to a similar network of intellectual or cultural connotations (for
instance, spectacle and spectacle both evoke, in certain contexts,
the work of Guy Debord). However, whereas désœuvrem ent
immediately conjures up the work of Maurice Blanchot in
French, Ann Smocks standard translation of this term as ‘inertia
does not have the same effect in English. Hence the decision
to supplement it with the term ‘non-work’ and add the present
commentary. - Trans.
27 Whereas the ‘plastic arts’ (sculpture, ceramics, etc.) are often
opposed to the art of drawing and painting in English, les arts
plastiques include any of the arts that elaborate concrete aesthetic
forms (sculpture, ceramics, architecture, drawing, painting, etc.).
The use of the term ‘plastic’, both here and elsewhere, refers to
this larger semantic field. - Trans.
28 ‘A child kills himself’. Short Voyages to the Land o f the People.
James B. Swenson, trans.
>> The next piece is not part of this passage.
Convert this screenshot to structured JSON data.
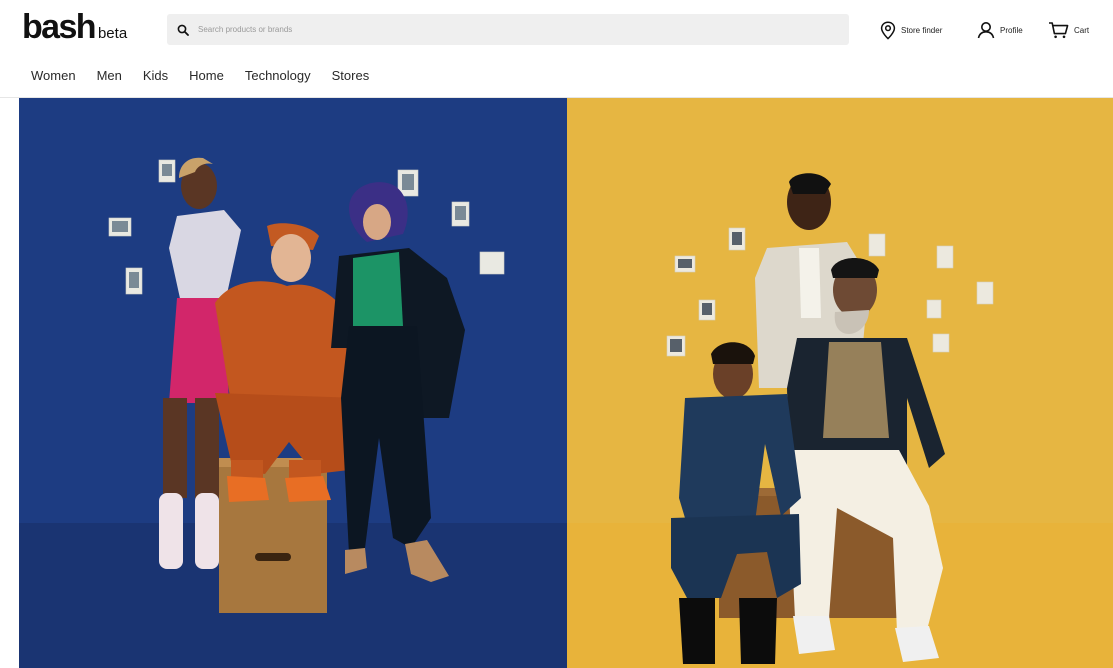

Stanford: Stanford University Press,
2003. 107-34. Europa J'51 was released in 1952 in the United
Kingdom as No Greater Love and in 1954 in the United States as
The Greatest Love. - Trans.
29 To avoid any confusion, it is worth noting that the French
tradition tends to translate John 3:8 (cto pneum a hopou thelei
p n ei) as ‘ ΓΕsprit souffle où il veu i, whereas the English translators
generally prefer something closer to ‘the wind blows where it
wills’. Pneuma refers equally to the wind and to spirit. - Trans.
30 Some of the information compiled in this bibliography is
dependent on databases and existing bibliographies that, on more
than one occasion, proved to be less reliable than one would hope.
For this reason, a concerted effort was made to directly consult
all of the works cited in order to correct any errors. Nevertheless,
certain works were not available in the numerous libraries I have
at my disposal, and it was therefore occasionally necessary to rely
on bibliographical information from other sources. - Trans.
31 In selecting among the numerous articles published by Jacques
Rancière (he is a regular contributor to journals such as the
Cahiers du ciném a, Lignes, and Trafic), privilege was given to
major research publications and those articles that have been
translated into English. Many of Rancière’s early essays have
recently been collected in Les Scenes du peuple. - Trans.